Disc one contains the film along with a pair of scholarly commentaries. The aforementioned Brian Stonehill - recorded in 1991 - covers part one (The Boulevard of Crime) and Charles Affron - recorded in 2000 - discusses part two (The Man In White). Both tracks are essay style, meaning the commentators read from prepared material for the duration. Though it can seem somewhat dry at first I tend to prefer this approach, as generally the content is well-researched and minutely detailed. That's the case here from both Stonehill and Affron, making these tracks (especially Stonehill's) worth your time.
Disc two carries a Terry Gilliam Introduction (05m:14s), with the director in 1998 proclaiming his spoilery love for Children of Paradise and its influence on his own work. Probably the highlight for me is the brief segment Restoration Demonstration (04m:16s) which offers side-by-side comparisons of the remarkable work done to (surprise!) restore this film to its present condition, and one only has to look at the included U.S. trailer (03m:18s) to have this reinforced by your own eyeballs.
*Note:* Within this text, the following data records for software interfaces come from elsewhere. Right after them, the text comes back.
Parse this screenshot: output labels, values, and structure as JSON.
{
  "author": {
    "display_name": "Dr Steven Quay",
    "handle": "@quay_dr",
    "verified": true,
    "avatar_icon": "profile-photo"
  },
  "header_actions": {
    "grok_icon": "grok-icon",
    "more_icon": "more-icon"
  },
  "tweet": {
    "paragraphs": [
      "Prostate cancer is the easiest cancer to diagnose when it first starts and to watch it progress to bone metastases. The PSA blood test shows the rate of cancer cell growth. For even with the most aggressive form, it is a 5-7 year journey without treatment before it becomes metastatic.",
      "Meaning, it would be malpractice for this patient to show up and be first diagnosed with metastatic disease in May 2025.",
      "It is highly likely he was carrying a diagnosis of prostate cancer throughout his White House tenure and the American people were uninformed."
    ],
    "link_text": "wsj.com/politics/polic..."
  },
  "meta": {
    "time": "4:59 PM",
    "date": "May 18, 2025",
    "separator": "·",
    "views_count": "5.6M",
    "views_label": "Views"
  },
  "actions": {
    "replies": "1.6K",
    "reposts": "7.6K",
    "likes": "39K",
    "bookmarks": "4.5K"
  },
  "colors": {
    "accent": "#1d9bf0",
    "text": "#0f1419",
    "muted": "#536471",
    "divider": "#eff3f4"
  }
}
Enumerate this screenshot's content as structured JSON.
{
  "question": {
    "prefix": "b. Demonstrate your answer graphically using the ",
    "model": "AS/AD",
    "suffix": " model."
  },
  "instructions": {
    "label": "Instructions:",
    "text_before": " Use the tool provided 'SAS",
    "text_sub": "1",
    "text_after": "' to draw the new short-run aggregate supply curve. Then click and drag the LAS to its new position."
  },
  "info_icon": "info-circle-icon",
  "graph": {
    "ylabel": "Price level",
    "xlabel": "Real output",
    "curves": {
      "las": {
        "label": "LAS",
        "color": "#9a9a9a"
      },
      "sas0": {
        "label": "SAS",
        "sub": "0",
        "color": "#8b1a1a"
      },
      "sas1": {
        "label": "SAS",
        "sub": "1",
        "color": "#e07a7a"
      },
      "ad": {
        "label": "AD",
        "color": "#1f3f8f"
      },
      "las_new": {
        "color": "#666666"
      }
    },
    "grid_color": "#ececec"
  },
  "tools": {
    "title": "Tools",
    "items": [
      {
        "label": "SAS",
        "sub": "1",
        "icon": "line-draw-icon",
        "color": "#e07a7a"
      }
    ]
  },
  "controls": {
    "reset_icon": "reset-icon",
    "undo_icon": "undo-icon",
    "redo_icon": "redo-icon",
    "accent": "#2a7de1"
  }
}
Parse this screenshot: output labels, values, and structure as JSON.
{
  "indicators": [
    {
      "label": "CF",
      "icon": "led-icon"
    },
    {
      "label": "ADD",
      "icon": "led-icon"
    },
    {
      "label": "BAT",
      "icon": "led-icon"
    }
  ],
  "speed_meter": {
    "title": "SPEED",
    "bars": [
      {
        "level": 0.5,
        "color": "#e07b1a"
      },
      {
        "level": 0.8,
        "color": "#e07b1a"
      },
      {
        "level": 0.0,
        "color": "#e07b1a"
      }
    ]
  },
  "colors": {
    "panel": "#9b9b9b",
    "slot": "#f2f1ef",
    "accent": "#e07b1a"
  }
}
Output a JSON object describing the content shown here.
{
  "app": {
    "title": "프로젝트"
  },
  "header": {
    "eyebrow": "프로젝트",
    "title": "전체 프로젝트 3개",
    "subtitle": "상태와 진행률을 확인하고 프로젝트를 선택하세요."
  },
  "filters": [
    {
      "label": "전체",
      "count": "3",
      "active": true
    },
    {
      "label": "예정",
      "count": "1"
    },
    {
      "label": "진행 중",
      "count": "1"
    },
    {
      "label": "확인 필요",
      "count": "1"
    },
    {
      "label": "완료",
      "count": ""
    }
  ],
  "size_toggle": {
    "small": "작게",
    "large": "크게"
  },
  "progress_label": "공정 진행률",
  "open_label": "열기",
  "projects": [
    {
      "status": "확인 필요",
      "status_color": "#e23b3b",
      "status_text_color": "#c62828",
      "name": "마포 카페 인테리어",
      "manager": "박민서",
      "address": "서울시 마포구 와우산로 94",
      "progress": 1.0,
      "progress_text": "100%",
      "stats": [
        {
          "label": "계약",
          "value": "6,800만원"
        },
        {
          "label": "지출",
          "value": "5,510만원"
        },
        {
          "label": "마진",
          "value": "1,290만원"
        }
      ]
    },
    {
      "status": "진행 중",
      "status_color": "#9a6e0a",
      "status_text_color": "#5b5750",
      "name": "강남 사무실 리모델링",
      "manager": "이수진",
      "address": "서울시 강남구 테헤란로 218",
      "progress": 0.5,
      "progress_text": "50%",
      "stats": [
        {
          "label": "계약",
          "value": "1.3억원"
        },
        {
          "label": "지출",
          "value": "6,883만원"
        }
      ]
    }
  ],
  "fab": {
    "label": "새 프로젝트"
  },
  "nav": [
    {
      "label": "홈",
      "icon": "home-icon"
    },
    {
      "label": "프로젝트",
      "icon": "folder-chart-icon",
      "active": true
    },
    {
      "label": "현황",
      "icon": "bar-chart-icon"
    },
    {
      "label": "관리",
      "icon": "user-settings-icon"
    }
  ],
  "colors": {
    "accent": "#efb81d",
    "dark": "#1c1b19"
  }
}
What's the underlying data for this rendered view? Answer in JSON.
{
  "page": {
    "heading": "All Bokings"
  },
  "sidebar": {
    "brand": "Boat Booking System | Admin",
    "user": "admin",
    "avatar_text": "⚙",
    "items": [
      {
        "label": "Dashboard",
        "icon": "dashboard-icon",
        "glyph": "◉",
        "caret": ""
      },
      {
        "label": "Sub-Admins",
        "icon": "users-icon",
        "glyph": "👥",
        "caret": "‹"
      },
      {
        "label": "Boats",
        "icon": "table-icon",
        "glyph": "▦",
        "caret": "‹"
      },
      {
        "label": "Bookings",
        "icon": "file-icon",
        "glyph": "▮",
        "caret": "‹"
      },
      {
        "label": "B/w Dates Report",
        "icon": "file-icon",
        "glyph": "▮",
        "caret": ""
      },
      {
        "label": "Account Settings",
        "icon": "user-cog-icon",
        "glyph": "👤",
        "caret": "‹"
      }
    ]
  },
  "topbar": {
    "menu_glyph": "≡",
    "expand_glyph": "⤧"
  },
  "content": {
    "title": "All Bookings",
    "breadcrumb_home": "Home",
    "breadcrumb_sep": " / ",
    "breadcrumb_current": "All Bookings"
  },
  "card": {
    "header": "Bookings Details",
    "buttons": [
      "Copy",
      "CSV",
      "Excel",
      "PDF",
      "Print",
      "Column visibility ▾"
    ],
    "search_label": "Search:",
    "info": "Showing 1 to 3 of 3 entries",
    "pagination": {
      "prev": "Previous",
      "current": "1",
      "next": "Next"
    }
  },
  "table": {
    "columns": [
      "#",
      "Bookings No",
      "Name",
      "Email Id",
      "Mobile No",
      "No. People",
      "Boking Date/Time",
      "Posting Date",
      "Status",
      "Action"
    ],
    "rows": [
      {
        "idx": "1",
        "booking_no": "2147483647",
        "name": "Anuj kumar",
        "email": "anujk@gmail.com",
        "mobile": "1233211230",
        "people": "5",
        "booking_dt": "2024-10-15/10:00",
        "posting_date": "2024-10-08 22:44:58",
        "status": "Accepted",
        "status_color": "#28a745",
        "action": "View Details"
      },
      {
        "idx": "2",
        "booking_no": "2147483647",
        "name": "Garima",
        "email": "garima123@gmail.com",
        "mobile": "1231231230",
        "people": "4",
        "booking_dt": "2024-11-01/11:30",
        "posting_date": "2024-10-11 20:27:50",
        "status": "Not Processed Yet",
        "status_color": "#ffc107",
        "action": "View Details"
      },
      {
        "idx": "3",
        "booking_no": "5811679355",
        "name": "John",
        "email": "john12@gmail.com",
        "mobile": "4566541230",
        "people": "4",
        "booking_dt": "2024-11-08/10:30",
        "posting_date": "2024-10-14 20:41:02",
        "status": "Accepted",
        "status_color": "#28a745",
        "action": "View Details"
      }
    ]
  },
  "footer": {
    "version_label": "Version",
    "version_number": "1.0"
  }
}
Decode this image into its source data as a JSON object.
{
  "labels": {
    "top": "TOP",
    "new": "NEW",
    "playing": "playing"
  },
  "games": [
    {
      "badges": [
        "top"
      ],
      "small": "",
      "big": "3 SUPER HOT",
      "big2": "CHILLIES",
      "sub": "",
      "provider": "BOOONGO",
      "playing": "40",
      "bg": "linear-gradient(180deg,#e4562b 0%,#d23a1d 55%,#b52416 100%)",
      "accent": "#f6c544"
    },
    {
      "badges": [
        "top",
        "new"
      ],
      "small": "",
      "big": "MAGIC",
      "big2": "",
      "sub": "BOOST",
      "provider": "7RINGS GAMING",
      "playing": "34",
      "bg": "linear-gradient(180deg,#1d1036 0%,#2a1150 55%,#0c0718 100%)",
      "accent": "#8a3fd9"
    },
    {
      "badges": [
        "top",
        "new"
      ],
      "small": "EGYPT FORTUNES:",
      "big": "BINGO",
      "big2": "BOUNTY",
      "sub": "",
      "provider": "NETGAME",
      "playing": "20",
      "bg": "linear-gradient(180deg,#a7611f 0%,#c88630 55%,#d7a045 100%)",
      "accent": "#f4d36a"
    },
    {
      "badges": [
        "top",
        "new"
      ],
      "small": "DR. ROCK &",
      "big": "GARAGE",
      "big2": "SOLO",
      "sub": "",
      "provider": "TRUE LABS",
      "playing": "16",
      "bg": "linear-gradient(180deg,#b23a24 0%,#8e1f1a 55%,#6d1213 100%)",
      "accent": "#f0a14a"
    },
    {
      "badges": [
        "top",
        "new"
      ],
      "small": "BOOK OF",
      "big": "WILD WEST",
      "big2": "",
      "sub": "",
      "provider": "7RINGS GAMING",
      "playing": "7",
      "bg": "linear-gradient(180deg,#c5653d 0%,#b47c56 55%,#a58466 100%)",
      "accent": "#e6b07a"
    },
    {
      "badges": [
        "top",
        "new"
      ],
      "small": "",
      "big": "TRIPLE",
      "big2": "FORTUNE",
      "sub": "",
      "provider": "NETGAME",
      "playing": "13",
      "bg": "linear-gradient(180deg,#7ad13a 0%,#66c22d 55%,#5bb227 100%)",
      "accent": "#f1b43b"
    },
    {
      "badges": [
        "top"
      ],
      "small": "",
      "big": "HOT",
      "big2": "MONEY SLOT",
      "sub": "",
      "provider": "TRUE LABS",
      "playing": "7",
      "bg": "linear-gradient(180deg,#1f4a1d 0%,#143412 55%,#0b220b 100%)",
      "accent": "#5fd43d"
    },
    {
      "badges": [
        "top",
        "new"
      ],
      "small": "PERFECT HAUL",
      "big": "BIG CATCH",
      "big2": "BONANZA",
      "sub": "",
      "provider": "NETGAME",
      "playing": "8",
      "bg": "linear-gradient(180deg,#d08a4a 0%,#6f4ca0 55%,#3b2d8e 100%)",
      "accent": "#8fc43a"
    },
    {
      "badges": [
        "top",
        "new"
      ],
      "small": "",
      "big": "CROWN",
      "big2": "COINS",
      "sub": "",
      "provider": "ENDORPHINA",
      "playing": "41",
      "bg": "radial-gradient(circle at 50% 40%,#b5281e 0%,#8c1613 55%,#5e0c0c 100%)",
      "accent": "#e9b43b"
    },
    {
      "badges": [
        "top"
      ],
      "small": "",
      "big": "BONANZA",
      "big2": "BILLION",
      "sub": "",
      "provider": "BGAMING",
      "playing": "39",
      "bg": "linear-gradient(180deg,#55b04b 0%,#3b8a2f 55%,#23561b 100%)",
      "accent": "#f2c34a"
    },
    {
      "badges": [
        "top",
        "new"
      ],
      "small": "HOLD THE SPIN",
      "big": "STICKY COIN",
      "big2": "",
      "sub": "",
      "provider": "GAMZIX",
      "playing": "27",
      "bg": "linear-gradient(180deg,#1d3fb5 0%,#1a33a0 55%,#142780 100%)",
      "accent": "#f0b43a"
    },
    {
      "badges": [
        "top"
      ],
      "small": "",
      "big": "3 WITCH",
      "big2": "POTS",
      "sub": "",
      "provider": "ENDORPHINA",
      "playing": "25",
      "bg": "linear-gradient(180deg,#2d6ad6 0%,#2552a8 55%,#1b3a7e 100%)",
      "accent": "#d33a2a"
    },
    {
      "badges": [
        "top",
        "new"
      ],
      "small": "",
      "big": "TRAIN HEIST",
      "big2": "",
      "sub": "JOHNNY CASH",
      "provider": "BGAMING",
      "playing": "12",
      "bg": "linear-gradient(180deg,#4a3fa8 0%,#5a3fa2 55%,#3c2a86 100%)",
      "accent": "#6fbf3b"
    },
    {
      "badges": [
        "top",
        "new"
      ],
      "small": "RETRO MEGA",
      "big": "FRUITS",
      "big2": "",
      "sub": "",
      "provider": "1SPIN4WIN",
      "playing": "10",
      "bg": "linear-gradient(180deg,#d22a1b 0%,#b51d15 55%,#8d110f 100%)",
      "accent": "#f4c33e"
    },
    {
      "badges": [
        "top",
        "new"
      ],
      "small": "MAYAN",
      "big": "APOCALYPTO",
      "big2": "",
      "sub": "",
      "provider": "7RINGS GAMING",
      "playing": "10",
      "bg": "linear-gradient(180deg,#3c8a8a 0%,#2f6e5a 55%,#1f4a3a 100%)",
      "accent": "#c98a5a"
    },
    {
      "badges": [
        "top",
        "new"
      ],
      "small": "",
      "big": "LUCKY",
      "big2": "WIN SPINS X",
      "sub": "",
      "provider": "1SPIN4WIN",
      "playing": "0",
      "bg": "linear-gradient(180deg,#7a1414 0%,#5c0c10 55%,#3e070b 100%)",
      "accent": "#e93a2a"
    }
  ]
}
There are also three lengthy features, including the 2009 making-of Once Upon A Time: Children of Paradise (51m:15s), The Look of Children of Paradise (22m:12s) from 2012 that examines the visual design of the film and The Birth of Children of Paradise (01h:03m:33s), a 1967 documentary containing interviews with Carné, Arletty, Jean-Louis Barrault and others.